Black Skimmer Chilean Fjords
The Black Skimmer. Photo credit: Miles Tindal

This trip should be a seabird extravaganza!  There are approximately 340 species of seabirds in the world, and they are some of the most fascinating of all the birds.  However, many seabirds are also among the most elusive species on the planet.  There are a few reasons for this.  Firstly, seabirds are not evenly distributed over the world’s oceans, but are strongly drawn to zones of high marine productivity where nutrients from the deep ocean are brought back to the surface.  In these zones, the combination of sunlight and nutrients supercharges the production of marine phytoplankton, which forms the base of an incredibly productive ecosystem that ultimately supports the high densities of seabirds and marine mammals that we see in these areas.  The Humboldt Current, running north along the coast of Chile is one of the most productive marine ecosystems on the planet, and the densities of seabirds to be experienced on this trip will reflect this.
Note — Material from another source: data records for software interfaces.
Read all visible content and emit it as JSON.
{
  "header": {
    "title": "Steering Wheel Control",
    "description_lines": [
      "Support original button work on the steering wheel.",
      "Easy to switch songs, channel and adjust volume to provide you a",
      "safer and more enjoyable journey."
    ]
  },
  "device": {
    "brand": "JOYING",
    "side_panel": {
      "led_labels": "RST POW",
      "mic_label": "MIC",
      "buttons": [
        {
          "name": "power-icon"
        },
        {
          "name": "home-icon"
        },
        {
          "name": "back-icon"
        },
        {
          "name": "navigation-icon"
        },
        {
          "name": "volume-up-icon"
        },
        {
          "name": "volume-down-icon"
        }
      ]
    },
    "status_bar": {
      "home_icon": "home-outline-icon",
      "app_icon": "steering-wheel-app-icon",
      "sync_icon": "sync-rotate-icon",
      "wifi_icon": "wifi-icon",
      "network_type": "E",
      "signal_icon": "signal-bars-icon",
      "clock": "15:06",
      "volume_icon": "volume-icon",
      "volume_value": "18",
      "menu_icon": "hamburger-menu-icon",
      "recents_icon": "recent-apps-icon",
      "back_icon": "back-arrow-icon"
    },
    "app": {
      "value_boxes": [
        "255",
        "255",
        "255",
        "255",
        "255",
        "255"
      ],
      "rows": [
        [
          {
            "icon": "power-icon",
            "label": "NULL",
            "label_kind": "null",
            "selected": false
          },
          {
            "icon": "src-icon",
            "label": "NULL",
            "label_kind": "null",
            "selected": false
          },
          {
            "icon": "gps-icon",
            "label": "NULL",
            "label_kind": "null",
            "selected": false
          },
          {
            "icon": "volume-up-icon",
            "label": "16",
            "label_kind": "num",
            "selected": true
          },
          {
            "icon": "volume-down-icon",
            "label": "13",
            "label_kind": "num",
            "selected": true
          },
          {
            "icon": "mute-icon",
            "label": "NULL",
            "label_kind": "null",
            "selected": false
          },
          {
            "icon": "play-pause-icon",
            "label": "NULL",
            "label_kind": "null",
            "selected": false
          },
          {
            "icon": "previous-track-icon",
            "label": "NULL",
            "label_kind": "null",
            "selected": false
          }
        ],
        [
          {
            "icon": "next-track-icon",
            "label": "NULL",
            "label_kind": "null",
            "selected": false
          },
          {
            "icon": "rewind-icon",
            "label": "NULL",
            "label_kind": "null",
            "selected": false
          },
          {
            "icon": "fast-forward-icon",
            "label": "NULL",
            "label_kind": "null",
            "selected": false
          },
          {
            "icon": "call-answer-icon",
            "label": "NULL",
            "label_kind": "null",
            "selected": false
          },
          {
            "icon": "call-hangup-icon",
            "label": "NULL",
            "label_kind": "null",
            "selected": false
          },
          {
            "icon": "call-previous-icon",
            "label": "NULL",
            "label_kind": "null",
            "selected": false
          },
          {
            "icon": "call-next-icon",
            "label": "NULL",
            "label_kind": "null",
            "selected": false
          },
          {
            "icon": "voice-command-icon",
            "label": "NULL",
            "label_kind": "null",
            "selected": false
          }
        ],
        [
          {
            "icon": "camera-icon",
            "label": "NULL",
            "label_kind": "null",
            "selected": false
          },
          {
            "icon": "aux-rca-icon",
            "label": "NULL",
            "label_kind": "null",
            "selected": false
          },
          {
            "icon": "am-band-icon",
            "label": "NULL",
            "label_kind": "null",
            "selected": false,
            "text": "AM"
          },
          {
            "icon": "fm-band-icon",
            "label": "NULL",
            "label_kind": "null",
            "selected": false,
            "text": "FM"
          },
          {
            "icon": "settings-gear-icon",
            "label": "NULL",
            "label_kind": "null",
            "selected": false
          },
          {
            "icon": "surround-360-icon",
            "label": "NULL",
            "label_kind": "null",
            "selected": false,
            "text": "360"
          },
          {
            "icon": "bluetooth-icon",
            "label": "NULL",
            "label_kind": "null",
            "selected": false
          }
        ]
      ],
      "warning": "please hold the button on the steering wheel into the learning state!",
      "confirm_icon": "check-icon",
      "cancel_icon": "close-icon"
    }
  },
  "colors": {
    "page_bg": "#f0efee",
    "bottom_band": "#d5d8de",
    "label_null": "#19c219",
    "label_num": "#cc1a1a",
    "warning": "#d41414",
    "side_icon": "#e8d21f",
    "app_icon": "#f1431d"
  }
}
The second reason that seabirds can seem elusive to us is that many species breed only on remote islands.  The One Ocean Chilean Fjords trip is an incredible opportunity to be immersed in an environment where remote islands are all around.

Southern Giant-Petrel Chilean Fjords
The Southern Giant-Petrel. Photo credit: Miles Tindal
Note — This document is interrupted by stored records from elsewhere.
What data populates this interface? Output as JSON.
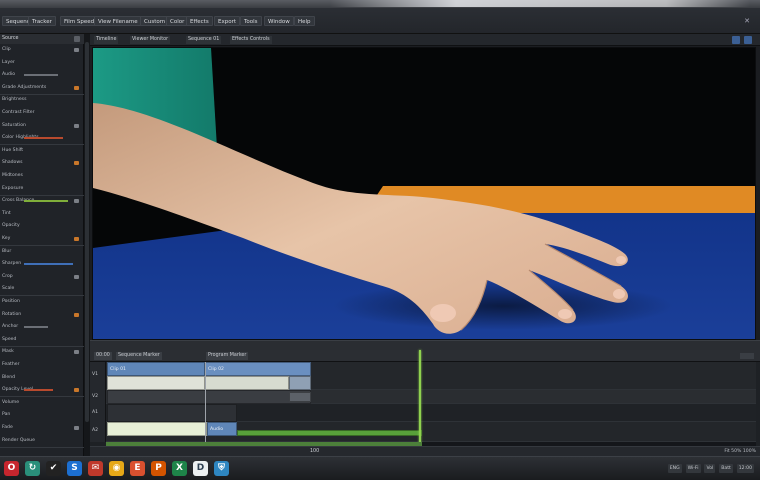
{
  "menubar": {
    "items": [
      "Sequence",
      "Tracker",
      "Film Speed",
      "View Filename",
      "Custom",
      "Color",
      "Effects",
      "Export",
      "Tools",
      "Window",
      "Help"
    ]
  },
  "left_panel": {
    "header": "Source",
    "rows": [
      "Clip",
      "Layer",
      "Audio",
      "Grade Adjustments",
      "Brightness",
      "Contrast Filter",
      "Saturation",
      "Color Highlights",
      "Hue Shift",
      "Shadows",
      "Midtones",
      "Exposure",
      "Cross Balance",
      "Tint",
      "Opacity",
      "Key",
      "Blur",
      "Sharpen",
      "Crop",
      "Scale",
      "Position",
      "Rotation",
      "Anchor",
      "Speed",
      "Mask",
      "Feather",
      "Blend",
      "Opacity Level",
      "Volume",
      "Pan",
      "Fade",
      "Render Queue"
    ]
  },
  "viewer": {
    "tabs": [
      "Timeline",
      "Viewer Monitor",
      "Sequence 01",
      "Effects Controls"
    ]
  },
  "timeline": {
    "ruler_labels": [
      "00:00",
      "Sequence Marker",
      "Program Marker"
    ],
    "track_labels": [
      "V1",
      "V2",
      "A1",
      "A2"
    ],
    "clips": [
      "Clip 01",
      "Clip 02",
      "Audio"
    ],
    "footer_center": "100",
    "footer_right": [
      "Fit",
      "50%",
      "100%"
    ]
  },
  "taskbar": {
    "apps": [
      {
        "icon": "opera-icon",
        "glyph": "O",
        "color": "#c6262e"
      },
      {
        "icon": "sync-icon",
        "glyph": "↻",
        "color": "#2a8f7a"
      },
      {
        "icon": "checkmark-icon",
        "glyph": "✔",
        "color": "#222"
      },
      {
        "icon": "store-icon",
        "glyph": "S",
        "color": "#1c6fd1"
      },
      {
        "icon": "mail-icon",
        "glyph": "✉",
        "color": "#c0392b"
      },
      {
        "icon": "chrome-icon",
        "glyph": "◉",
        "color": "#e6a817"
      },
      {
        "icon": "editor-icon",
        "glyph": "E",
        "color": "#d9502f"
      },
      {
        "icon": "presentation-icon",
        "glyph": "P",
        "color": "#d35400"
      },
      {
        "icon": "spreadsheet-icon",
        "glyph": "X",
        "color": "#1e8449"
      },
      {
        "icon": "document-icon",
        "glyph": "D",
        "color": "#ecf0f1"
      },
      {
        "icon": "shield-icon",
        "glyph": "⛨",
        "color": "#2e86c1"
      }
    ],
    "tray": [
      "ENG",
      "Wi-Fi",
      "Vol",
      "Batt",
      "12:00"
    ]
  },
  "colors": {
    "accent_green": "#8fd14f",
    "clip_blue": "#5f86b8",
    "panel_bg": "#202328"
  }
}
There is yet one more factor which will make this trip of even greater interest to birders.  This trip traverses more than 20 degrees of latitude, starting at 54 degrees south in Ushuaia, Argentina, and finishing at 33 degrees south in Valparaiso, Chile. And that means the mix of bird species to be seen will change day by day as the ship moves further north through different ecozones.

At the start of the trip, the seabirds will be dominated by Patagonian and Southern Ocean species like black-browed and gray-headed albatross, southern giant-petrel, Chilean skua, dolphin and kelp gulls and many others.  Moving north into the waters of the Humboldt Current, keen seabird eyes will be out on deck scanning for rarities like Salvin’s, Buller’s, Wandering or Royal Albatross, and Westland, Juan Fernandez and Stejneger’s petrel, all of which are possible in these waters at this time of year.

Gray-headed Albatross Chilean Fjords
The Gray-headed Albatross. Photo credit: Miles Tindal

Landings on this trip open up possibilities for a wide range of Patagonian and Chilean bird species too numerous to mention.  And then as the trip nears its northern conclusion in the much warmer climate of Valparaiso, the birdlife will take on an almost tropical feel with species like Peruvian pelican, Peruvian booby, neotropic and red-legged cormorant and black skimmer.  This voyage is very high on my bucket list of once-in-a-lifetime birding trips!

Peruvian Pelican Chilean Fjords
The Peruvian Pelican. Photo credit: Miles Tindal

We have onboard experts present on all of our voyages to provide a more in-depth exploration of the destinations we visit. For more information about this trip click here or speak to your preferred agent or our sales team.